After two months in “civilization”, our return to Lone Bobcat Woods was welcomed by a delicious snowstorm and cold temperatures which kept the ground white for most of a week, here where snow usually melts off the following day. We gave thanks for fossil fuel as the portable propane tanks kept our “little house” cozy, and thanks for several sunny days generating electricity from the solar panels and stored in the “house” batteries.
We spent the two months parked in Janaia’s mom’s driveway in Tracy, California in the San Joaquin valley east of the Bay Area. We easily biked to shopping and errands several times a week.

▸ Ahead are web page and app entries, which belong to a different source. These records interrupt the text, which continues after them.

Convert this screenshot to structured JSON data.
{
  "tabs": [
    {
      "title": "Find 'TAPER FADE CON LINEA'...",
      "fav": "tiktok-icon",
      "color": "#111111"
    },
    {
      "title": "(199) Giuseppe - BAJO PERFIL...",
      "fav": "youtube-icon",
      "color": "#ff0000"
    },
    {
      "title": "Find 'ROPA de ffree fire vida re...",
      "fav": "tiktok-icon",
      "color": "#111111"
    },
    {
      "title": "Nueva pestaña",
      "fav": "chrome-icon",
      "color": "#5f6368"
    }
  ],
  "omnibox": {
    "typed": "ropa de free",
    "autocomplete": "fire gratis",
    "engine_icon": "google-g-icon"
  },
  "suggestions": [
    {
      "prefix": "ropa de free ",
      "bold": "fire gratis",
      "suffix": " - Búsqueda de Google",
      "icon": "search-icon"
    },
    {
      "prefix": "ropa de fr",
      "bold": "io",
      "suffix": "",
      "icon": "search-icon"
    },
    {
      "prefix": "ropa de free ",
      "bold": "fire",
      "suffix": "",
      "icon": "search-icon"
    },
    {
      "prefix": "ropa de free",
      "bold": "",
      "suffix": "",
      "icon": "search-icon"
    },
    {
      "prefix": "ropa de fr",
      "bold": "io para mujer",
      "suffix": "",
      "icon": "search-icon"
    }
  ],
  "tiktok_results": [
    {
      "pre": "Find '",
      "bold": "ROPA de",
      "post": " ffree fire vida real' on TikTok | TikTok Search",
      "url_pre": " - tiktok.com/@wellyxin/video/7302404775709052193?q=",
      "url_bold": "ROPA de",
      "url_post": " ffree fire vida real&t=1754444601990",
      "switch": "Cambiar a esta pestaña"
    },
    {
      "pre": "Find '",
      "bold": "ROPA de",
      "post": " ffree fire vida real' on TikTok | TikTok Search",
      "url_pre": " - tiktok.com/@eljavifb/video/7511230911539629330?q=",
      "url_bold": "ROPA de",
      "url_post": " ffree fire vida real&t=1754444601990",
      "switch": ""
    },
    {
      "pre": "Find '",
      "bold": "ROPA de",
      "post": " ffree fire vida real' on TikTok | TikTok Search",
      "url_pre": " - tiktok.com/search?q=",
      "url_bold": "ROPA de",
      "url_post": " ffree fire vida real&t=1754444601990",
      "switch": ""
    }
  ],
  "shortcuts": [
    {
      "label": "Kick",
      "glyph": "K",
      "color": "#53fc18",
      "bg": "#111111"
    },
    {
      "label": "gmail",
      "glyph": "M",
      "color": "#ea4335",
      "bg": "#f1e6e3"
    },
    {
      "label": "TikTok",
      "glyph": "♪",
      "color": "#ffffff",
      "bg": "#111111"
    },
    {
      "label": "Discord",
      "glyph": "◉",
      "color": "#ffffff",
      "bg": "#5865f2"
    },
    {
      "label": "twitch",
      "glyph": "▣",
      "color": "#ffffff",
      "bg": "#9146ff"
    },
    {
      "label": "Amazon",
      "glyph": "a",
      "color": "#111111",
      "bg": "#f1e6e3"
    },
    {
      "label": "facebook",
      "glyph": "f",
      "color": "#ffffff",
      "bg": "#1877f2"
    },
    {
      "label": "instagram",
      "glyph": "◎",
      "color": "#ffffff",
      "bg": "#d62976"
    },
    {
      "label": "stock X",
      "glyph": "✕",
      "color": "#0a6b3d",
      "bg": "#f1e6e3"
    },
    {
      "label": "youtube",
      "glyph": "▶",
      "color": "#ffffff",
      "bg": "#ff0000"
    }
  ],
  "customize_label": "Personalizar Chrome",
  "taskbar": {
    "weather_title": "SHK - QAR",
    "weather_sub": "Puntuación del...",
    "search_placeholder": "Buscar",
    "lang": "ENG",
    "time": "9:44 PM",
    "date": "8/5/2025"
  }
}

We enjoyed generous family time, including watching Donaldson family home movies from the 1950s of our water-skiing family. We gleaned pomegranates and grapefruits, while eyeing well-laden lemon, orange and persimmon trees planted by early twentieth-century homeowners in the older section of town.
After a pretty stressful fall, we relaxed into luxuries and amenities not available at the edge of the wild…unlimited electricity and internet. We discovered internet radio stations full of beautiful interesting music, and treated ourselves to a small battery-operated Bose speaker whose sound depth and clarity astound us. We relished quite a few internet movies.
And with that unlimited electricity, we dug into editing the most complex show we’ve produced, Sail Power Reborn - Transporting Local Goods by Boat, episode 208. It stretched our process and our time (about 100 hours between us). We’re proud of the results, but it confirmed our preference for the lighter-production bi-weekly conversations. They let us highlight so many more leading-edge people and projects.
But the suburbs were so, well, domesticated — like the semi-feral cats lined up for the five pm feeding by the “cat woman” next door. We were assaulted by the sounds of suburbia: garbage trucks at 5 am, suburban assault vehicles (SUVs) roaring down the street at all hours, sirens, the blast of mowers and leaf-blowers (may they be forever banned!).
And we missed the wild. After catching our breath in the “comforts and elegancies” of which civilization offers so many, we were drawn back to Lone Bobcat Woods. Syncopated Raven greeted us in his/her castanet-like click language, and a pond full of frogs heralded February. Now we’ll return to our regular Peak Moment TV production schedule, and finish homestead projects before turning towards the next Peak Moment tour in summer.